I wrote to State Superintendent Conway for an opinion on the legal power of the Board to pass such a resolution, for in case of serious disagreements as to definitions and limitations the resolution contained endless possibilities of persecution. In such a case I wanted something back of me, no matter what my motives, I had perfect right to ask for such an opinion. The opinion as rendered by the State Attorney General, was pub[li]shed.
The Board then demanded my “immedi[at]e resignation” on the ground of my manifest insincerity in agreeing to the resolution and then going over their heads to the Attorney General.
I took time for consideration and in the meantime received letters from certain members of the Board, assuring me of the friendly feeling of the Board for me, and further that they were driven to take the action they did by an outbur[st] of public sentiment which they did not dare resist.
These letters assured me that my usefulness was at an end in Fort Sumner and that if I insisted on holding to my contract and returning the school would be torn to pieces. I was also told that the State Auditor had it in mind to cut my salary $600.00.
I think I understand the situation fairly well.
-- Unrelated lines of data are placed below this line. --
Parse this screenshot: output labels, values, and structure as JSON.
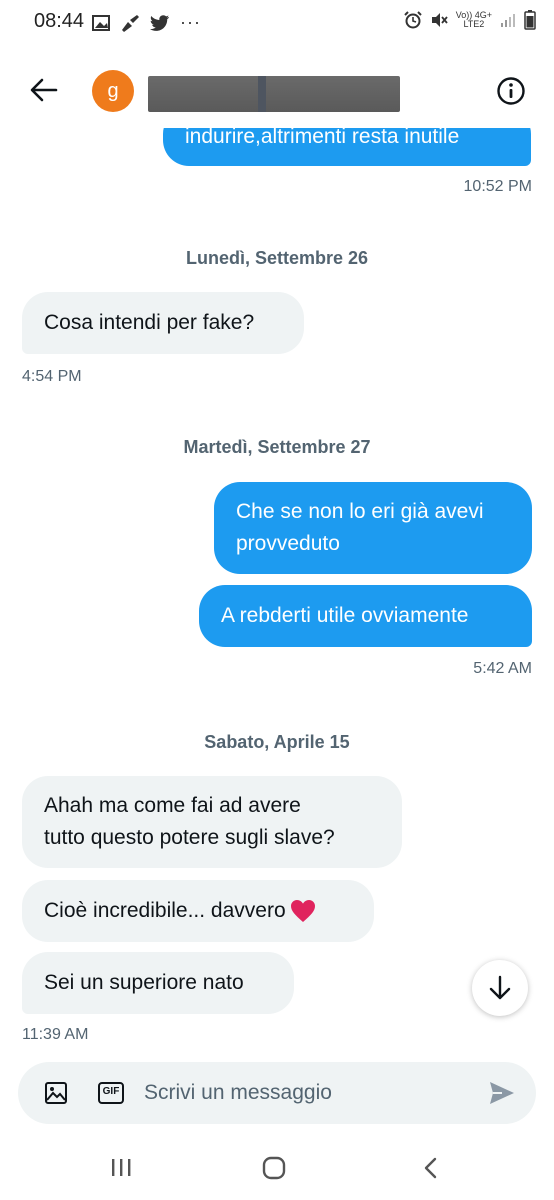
{
  "status_bar": {
    "time": "08:44",
    "network_top": "Vo)) 4G+",
    "network_bottom": "LTE2"
  },
  "header": {
    "avatar_letter": "g",
    "name_redacted": true
  },
  "messages": {
    "m0": {
      "text": "indurire,altrimenti resta inutile",
      "time": "10:52 PM"
    },
    "d1": "Lunedì, Settembre 26",
    "m1": {
      "text": "Cosa intendi per fake?",
      "time": "4:54 PM"
    },
    "d2": "Martedì, Settembre 27",
    "m2": {
      "line1": "Che se non lo eri già avevi",
      "line2": "provveduto"
    },
    "m3": {
      "text": "A rebderti utile ovviamente",
      "time": "5:42 AM"
    },
    "d3": "Sabato, Aprile 15",
    "m4": {
      "line1": "Ahah ma come fai ad avere",
      "line2": "tutto questo potere sugli slave?"
    },
    "m5": {
      "text": "Cioè incredibile... davvero"
    },
    "m6": {
      "text": "Sei un superiore nato",
      "time": "11:39 AM"
    }
  },
  "composer": {
    "placeholder": "Scrivi un messaggio",
    "gif_label": "GIF"
  },
  "colors": {
    "accent": "#1d9bf0",
    "received_bubble": "#eff3f4",
    "avatar": "#ef7b1c",
    "heart": "#e0245e"
  },
  "icons": [
    "back-arrow-icon",
    "info-icon",
    "image-icon",
    "gif-icon",
    "send-icon",
    "arrow-down-icon",
    "heart-icon"
  ]
}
I trust there are a sufficient number of people in Fort Sumner who understand it. It is pretty evident that there is more in the situation than an “aroused public sentiment.” I well believe that a majority of the people of Fort Sumner are with me. I KNOW that practically all of the boys and girls of the high school are. [Emphasis in original.] Were I able to return and state my case fully nearly everybody would be with me. But my return just at this time is impossible, so to avoid several more weeks of anxiety, I resigned.
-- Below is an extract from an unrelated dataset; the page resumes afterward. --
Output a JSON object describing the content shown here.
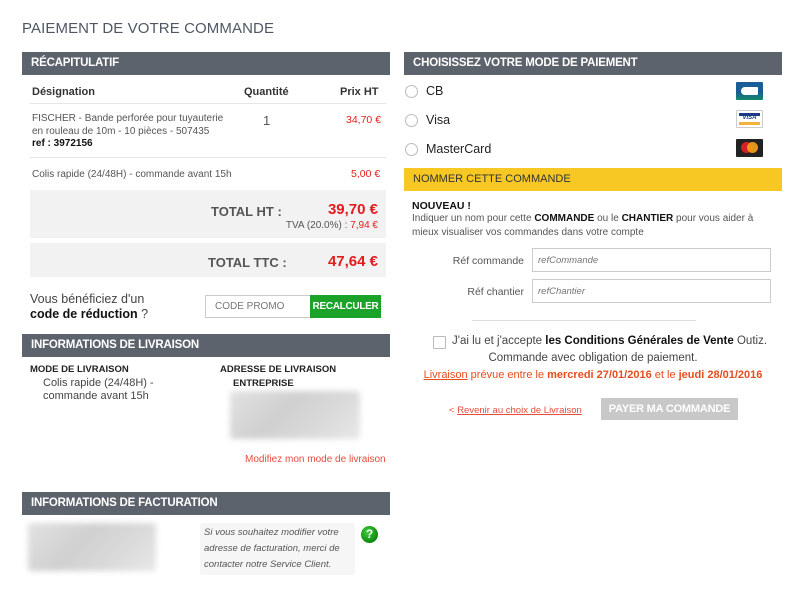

The fight is no longer mine. I have pioneered long enough. I have fought for the rights of teachers and my own rights, and have slaved for my schools till I am worn out. If the community wants this sort of injustice done to itself, or will even stand for it[,] it is none of my affairs.
But it is past my understanding that such a community as Fort Sumner will try to cut its high school loose from all the higher institutions of learning in the country, and it is incredible to me that it will allow a superintendent who served it for two years faithfully and was elected for a third year to be thrown out in such a way as this when practically all other superintendencies are filled.
I shall always remember the many good friends I have in Fort Sumner. They will please accept my thanks for all they have done for me. Especially shall I remember the fine boys and girls I taught there[.] I never had finer. I turned out two classes of seniors who are the salt of the earth.
F. E. DEAN
I have quoted Dean’s letter in full—by now it is out of U.S. copyright, so it’s fair game. Without knowing how public the controversy was before the letter was published, it’s hard to know how much of a bombshell it was. But judging from the next issue of the Fort Sumner Leader, there was quite a controversy by the time it was public. That will be the topic of part 4.